▶ _Activity_:
From the records below, give the number of lines that contain the string "more", without any other text.

*** Records to use ***

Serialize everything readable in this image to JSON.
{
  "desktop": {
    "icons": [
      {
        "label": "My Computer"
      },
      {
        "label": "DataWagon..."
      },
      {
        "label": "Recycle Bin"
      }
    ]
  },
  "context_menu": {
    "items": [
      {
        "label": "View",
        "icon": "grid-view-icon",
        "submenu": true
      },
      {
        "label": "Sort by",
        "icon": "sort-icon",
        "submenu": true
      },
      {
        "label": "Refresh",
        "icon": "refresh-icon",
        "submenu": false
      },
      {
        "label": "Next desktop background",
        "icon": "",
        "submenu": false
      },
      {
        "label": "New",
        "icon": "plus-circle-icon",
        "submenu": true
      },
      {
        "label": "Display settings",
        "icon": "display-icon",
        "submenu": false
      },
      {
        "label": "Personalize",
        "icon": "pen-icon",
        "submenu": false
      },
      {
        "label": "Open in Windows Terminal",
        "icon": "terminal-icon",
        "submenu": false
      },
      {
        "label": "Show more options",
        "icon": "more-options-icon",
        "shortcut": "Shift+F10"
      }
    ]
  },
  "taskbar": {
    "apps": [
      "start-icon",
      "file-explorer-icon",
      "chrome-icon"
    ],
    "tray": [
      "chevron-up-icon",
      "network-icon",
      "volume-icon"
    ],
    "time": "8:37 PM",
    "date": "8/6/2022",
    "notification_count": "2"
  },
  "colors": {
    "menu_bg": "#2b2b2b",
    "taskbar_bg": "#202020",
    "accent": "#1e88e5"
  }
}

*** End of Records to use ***

▶ _Completed exercise_:
2